Freedom To Cheat?

Do the laws and constitutional safeguards which guarantee freedom of speech grant a freedom to cheat?  According to a basic principle of common law, freedom of speech ends where cheating begins.

Xavier Alvarez of Pomona, California has falsely claimed amongst other things: “I’m a retired Marine of 25 years.  I retired in the year 2001.  Back in 1987, I was awarded the Congressional Medal of Honor."  That last statement was in direct contravention of the Stolen Valor Act, 2005, a federal law.  Alvarez has challenged that Act as imposing an unconstitutional limit upon freedom of speech.  The matter is to be determined by the U.S. Supreme Court.

Should the constitution protect liars?

Science is about what is, not what ought to be.  A scientific study of relevant laws shows the 'what is' on this particular legal topic: a protection for the general public against snake oil salesmen and the like.

Just as science seeks to find common elements in phenomena, so law seeks to find common elements in reported legal cases.  That is the scientific foundation of common law jurisprudence: common principles found from the study of multiple cases.  The common principles are applied in new cases until such time as the nation's law-making assembly creates new laws.  It is the duty of the judiciary at all levels to follow the common law principles, or precedents, and not to make new laws.

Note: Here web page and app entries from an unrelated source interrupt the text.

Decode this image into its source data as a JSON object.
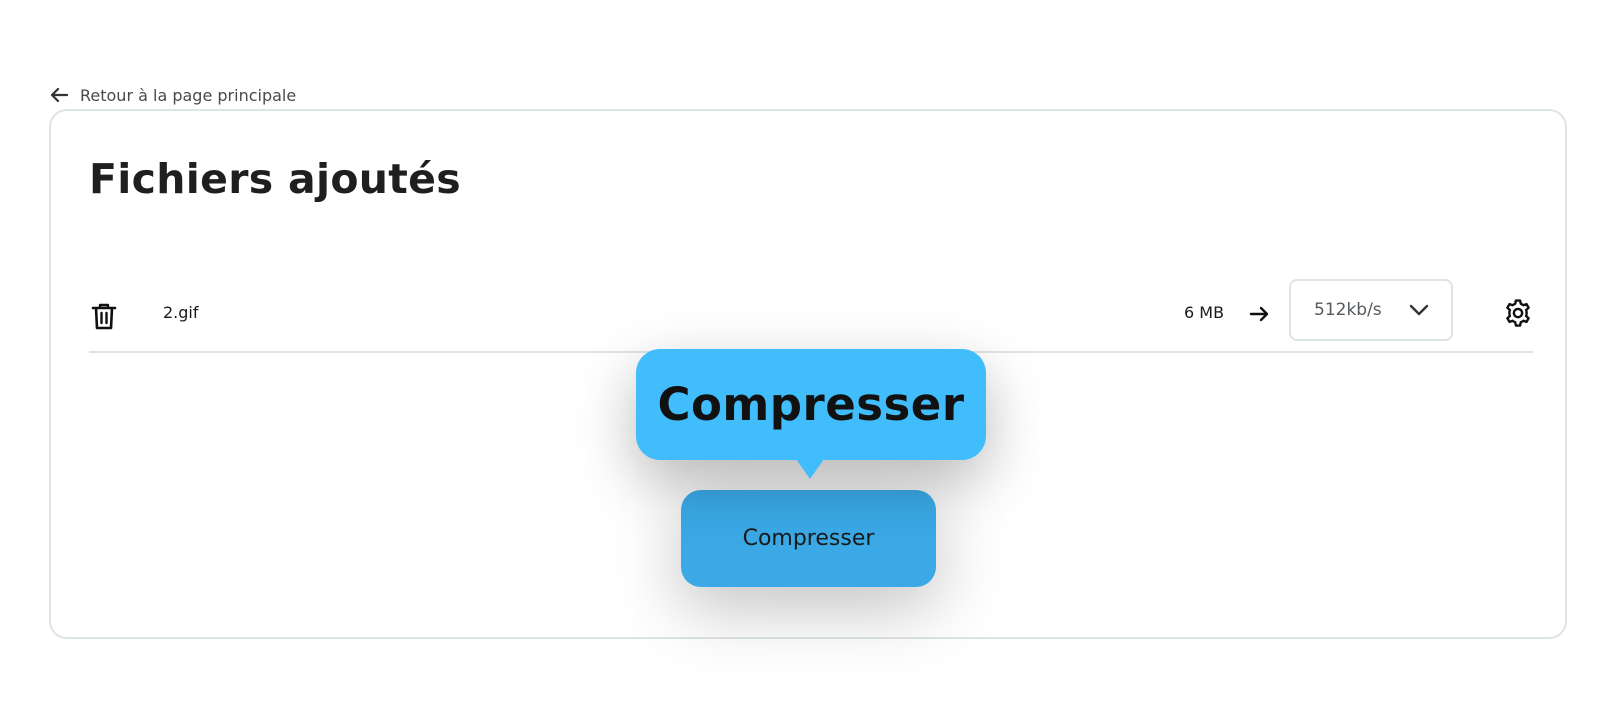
{
  "nav": {
    "back_label": "Retour à la page principale",
    "back_icon": "arrow-left-icon"
  },
  "page": {
    "title": "Fichiers ajoutés"
  },
  "files": [
    {
      "name": "2.gif",
      "size": "6 MB",
      "bitrate_selected": "512kb/s",
      "icons": {
        "delete": "trash-icon",
        "arrow": "arrow-right-icon",
        "dropdown": "chevron-down-icon",
        "settings": "gear-icon"
      }
    }
  ],
  "tooltip": {
    "text": "Compresser"
  },
  "actions": {
    "compress_label": "Compresser"
  },
  "colors": {
    "accent": "#42bdfb",
    "button": "#3aa9e6",
    "border": "#dde4e8"
  }
}
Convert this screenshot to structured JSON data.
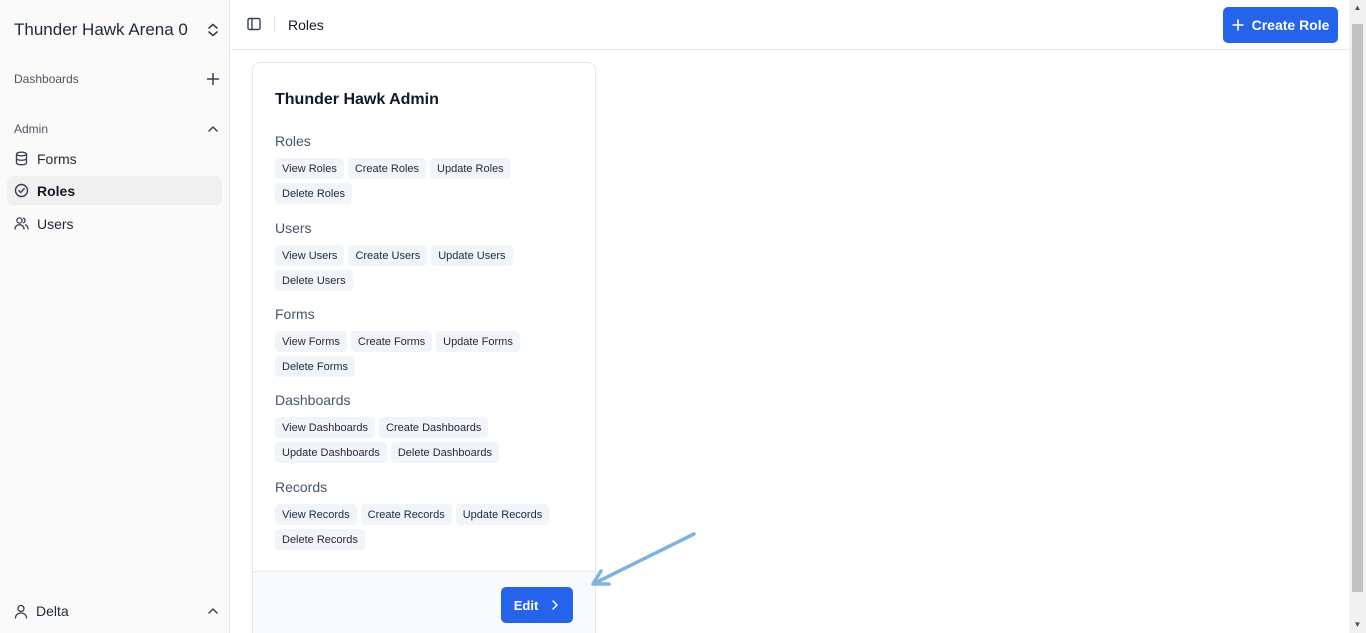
{
  "sidebar": {
    "workspace_name": "Thunder Hawk Arena 0",
    "dashboards_label": "Dashboards",
    "admin_label": "Admin",
    "items": [
      {
        "label": "Forms",
        "icon": "database-icon"
      },
      {
        "label": "Roles",
        "icon": "check-circle-icon",
        "active": true
      },
      {
        "label": "Users",
        "icon": "users-icon"
      }
    ],
    "user_name": "Delta"
  },
  "header": {
    "page_title": "Roles",
    "create_role_label": "Create Role"
  },
  "role_card": {
    "title": "Thunder Hawk Admin",
    "groups": [
      {
        "title": "Roles",
        "permissions": [
          "View Roles",
          "Create Roles",
          "Update Roles",
          "Delete Roles"
        ]
      },
      {
        "title": "Users",
        "permissions": [
          "View Users",
          "Create Users",
          "Update Users",
          "Delete Users"
        ]
      },
      {
        "title": "Forms",
        "permissions": [
          "View Forms",
          "Create Forms",
          "Update Forms",
          "Delete Forms"
        ]
      },
      {
        "title": "Dashboards",
        "permissions": [
          "View Dashboards",
          "Create Dashboards",
          "Update Dashboards",
          "Delete Dashboards"
        ]
      },
      {
        "title": "Records",
        "permissions": [
          "View Records",
          "Create Records",
          "Update Records",
          "Delete Records"
        ]
      }
    ],
    "edit_label": "Edit"
  },
  "colors": {
    "accent": "#2563eb",
    "chip_bg": "#f1f5f9",
    "annotation_arrow": "#7fb2de"
  }
}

There is a wealth of law both civil and criminal which addresses the problem of the making of false statements.  A general principle of common law regarding false statements - a principle of very wide application - can be derived from an examination of laws and judgments which treat of this topic.  The principle is this: the making of a false statement is considered a wrong in both civil and criminal laws if the intent is to promote the social or economic status of a specific person or persons other than trivially.

There is a world of difference between what may be considered to be mere puffery and what may be considered a statement made to promote a social or economic purpose and which is likely to be accepted as true by any reasonable person.  For example, advertisements for products frequently use relative terms such as 'more' or 'improved', but there is no legal, scientific or logical ground for suggesting that freedom of speech should be curtailed here.  That is because these words are not likely to cause harm.

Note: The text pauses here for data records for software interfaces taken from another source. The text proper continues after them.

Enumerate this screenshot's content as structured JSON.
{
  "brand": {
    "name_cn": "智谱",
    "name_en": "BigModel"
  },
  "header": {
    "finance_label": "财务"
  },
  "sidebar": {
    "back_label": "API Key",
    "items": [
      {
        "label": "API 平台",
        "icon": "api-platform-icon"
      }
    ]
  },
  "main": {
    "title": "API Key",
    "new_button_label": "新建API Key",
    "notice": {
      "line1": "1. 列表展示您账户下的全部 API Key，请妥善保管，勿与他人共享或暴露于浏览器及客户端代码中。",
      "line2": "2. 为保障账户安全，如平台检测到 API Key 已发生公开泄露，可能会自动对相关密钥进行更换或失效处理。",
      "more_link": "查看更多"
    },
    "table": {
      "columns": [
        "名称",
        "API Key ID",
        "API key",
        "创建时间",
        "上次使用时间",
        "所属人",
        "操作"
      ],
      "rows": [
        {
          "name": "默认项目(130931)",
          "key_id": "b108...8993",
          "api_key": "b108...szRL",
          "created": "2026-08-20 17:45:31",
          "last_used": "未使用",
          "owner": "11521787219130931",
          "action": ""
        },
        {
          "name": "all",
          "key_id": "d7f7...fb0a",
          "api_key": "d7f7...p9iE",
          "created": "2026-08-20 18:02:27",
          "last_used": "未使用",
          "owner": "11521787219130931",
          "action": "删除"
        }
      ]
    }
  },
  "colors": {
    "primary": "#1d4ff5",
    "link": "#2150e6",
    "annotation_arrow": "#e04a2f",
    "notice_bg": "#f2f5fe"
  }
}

The concept of harm in law is of very wide application.  In general, for society at large or for a specific person: legal harm results when health, probable lifespan, social status or economic status is damaged.  There is no shortage of case law from all walks of life: an unqualified person claims to be a doctor; a company sells a fluid which is claimed to cure all known diseases; goods sold under a reputable brand are found to be fakes; an applicant for a post as a security guard falsely claims to be a retired police officer; a person seeking enhanced status falsely claims to be a member of a body of meritorious persons such as the judiciary or the legislature.  The list is endless.

False claims are made for many purposes.  The law most commonly intervenes only when there is a legally significant amount of social or economic gain or loss.  A classic intervention of this type is the Tichborne case, where an impostor tried to claim an inheritance.  Anything which the ordinary person would consider to be trifling matter is not a matter for the courts: de minimis non curat lex.  A matter may be trifling as between two parties but may be of much greater importance in the wider scheme of things.

It is a trivial thing if somebody in ordinary conversation claims to have been awarded a medal, diploma, citation or any such mark of merit.  That would be idle boasting.  But any such claim which is reasonably likely to influence others so as to promote - to a non-trivial degree -  the social, economic or trustworthy status of the claimant: such a claim if false seems to fall within the scope of a general principle of common law which sets limits to freedom of speech in every society which seeks to protect its citizens against charlatans:

Freedom of speech ends where cheating begins.

Read more on this story:
Preserving the right to lie
What’s More Common Than Valor?
High court to decide if it's a crime to lie about being a war hero